**Excerpted records**
§ §

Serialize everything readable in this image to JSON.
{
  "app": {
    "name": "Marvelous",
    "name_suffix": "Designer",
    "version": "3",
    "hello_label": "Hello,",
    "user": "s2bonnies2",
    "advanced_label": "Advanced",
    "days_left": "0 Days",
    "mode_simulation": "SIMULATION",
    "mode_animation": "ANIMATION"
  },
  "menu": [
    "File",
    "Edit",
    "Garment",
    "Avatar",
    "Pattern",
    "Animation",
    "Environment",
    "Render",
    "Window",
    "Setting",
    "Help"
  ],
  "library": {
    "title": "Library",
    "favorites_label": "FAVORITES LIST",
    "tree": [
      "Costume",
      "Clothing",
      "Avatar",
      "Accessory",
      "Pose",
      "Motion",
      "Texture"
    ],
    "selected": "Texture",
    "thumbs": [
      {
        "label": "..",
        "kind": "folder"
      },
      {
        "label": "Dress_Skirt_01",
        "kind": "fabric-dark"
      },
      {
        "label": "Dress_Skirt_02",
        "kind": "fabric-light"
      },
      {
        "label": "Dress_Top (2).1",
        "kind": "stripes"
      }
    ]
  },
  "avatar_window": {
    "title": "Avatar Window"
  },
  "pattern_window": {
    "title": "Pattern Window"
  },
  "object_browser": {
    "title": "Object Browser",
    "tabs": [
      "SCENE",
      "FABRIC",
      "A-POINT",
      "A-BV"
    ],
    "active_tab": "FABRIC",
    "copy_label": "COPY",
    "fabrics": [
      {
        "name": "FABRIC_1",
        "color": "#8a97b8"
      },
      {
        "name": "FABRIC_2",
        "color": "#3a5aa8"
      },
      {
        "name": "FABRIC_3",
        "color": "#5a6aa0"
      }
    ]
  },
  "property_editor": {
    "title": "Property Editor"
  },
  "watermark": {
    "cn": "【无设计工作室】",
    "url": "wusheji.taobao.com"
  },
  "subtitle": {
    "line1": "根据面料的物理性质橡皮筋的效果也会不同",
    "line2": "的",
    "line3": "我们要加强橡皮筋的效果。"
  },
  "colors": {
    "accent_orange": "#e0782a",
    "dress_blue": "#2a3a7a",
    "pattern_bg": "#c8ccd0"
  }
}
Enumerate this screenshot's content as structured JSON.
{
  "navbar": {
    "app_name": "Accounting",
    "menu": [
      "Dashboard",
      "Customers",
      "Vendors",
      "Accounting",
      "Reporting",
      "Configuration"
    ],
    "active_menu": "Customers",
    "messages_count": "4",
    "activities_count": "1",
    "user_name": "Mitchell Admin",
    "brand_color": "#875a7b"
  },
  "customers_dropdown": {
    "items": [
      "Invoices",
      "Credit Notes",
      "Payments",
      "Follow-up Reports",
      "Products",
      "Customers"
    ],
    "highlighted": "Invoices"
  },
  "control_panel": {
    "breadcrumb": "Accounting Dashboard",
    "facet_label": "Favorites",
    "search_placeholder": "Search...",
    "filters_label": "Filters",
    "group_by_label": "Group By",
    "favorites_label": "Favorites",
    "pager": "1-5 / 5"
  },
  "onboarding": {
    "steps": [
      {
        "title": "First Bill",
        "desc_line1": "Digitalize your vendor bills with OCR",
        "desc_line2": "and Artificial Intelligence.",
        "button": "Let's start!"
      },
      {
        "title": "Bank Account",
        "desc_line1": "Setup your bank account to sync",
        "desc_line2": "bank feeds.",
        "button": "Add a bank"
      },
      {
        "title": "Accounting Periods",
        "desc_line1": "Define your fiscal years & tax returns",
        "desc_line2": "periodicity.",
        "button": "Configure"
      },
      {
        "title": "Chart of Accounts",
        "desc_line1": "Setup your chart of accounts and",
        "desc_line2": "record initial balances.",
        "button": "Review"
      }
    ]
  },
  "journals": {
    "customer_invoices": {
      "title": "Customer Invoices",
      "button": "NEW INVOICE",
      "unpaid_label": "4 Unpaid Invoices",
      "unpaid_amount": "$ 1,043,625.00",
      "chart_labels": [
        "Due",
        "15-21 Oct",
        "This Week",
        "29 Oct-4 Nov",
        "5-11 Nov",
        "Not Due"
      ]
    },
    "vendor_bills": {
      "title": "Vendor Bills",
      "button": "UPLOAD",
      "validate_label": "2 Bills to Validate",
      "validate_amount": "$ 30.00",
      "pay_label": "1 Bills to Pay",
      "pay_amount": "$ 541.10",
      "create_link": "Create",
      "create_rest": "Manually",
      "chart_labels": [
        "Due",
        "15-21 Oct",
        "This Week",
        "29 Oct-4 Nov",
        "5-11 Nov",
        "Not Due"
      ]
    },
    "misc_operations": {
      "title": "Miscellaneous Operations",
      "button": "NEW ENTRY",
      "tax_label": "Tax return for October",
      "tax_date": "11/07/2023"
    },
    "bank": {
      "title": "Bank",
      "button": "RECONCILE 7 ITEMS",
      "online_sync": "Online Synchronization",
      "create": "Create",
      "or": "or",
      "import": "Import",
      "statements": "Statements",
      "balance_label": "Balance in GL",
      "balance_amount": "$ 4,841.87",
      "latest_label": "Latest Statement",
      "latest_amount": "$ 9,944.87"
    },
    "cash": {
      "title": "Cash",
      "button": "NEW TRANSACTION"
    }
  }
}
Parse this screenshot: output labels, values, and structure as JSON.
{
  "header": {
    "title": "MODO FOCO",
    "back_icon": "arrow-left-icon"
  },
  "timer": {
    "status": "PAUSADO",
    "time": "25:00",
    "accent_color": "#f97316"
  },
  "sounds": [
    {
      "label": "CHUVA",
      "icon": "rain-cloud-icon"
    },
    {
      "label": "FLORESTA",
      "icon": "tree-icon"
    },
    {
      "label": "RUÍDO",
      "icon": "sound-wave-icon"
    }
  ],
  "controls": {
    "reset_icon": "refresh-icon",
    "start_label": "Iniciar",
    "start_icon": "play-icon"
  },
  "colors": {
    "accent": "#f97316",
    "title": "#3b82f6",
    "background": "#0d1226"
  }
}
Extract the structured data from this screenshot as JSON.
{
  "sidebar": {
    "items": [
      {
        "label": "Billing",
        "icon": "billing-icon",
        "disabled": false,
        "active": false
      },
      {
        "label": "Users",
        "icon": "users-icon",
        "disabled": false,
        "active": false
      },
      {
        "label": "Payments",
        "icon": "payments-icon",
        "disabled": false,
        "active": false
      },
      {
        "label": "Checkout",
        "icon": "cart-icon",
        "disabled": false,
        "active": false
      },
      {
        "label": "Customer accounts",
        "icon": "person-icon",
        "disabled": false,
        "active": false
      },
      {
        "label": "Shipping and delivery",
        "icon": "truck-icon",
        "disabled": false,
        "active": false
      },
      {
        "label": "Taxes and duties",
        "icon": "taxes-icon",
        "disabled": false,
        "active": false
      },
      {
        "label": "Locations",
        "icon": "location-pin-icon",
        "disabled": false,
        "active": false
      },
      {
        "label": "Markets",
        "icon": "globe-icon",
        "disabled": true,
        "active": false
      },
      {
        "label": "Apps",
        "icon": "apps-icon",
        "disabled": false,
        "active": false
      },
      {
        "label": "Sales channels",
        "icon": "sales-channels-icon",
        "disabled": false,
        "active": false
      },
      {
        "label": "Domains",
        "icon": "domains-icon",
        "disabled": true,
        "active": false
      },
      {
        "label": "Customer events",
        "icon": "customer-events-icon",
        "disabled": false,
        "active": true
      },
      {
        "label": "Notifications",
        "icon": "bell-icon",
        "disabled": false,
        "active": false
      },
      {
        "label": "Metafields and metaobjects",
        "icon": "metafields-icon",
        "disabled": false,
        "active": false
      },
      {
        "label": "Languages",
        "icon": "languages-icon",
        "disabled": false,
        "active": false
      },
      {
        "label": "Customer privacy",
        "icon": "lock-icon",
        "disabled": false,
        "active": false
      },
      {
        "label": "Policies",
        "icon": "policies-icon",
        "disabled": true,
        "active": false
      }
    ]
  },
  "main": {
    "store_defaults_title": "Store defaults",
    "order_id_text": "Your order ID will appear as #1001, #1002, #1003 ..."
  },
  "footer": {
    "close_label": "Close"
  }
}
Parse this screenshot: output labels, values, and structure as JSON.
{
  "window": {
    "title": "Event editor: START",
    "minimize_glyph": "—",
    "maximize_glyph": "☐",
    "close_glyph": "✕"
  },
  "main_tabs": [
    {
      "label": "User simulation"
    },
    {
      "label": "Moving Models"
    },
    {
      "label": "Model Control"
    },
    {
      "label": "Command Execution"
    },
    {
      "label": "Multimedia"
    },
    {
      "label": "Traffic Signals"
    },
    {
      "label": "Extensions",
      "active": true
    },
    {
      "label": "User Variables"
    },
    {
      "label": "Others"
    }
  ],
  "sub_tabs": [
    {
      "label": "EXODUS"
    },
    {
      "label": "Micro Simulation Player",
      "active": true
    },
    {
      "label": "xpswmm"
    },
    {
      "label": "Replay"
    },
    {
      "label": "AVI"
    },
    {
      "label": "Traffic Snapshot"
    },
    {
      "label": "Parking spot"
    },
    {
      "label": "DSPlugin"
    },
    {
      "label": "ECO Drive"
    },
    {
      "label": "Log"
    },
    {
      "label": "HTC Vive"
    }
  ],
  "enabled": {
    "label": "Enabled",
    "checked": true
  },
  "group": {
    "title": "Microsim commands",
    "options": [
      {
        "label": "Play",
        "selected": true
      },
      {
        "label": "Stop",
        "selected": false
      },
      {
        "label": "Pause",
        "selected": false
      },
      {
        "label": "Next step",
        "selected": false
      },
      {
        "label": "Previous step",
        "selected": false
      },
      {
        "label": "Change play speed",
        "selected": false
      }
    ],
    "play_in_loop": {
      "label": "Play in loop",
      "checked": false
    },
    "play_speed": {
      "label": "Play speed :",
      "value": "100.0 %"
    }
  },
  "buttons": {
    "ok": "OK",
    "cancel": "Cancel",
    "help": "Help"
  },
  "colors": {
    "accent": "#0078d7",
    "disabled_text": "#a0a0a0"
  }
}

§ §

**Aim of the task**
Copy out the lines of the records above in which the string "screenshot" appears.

**Result of this task**
Enumerate this screenshot's content as structured JSON.
Parse this screenshot: output labels, values, and structure as JSON.
Extract the structured data from this screenshot as JSON.
Parse this screenshot: output labels, values, and structure as JSON.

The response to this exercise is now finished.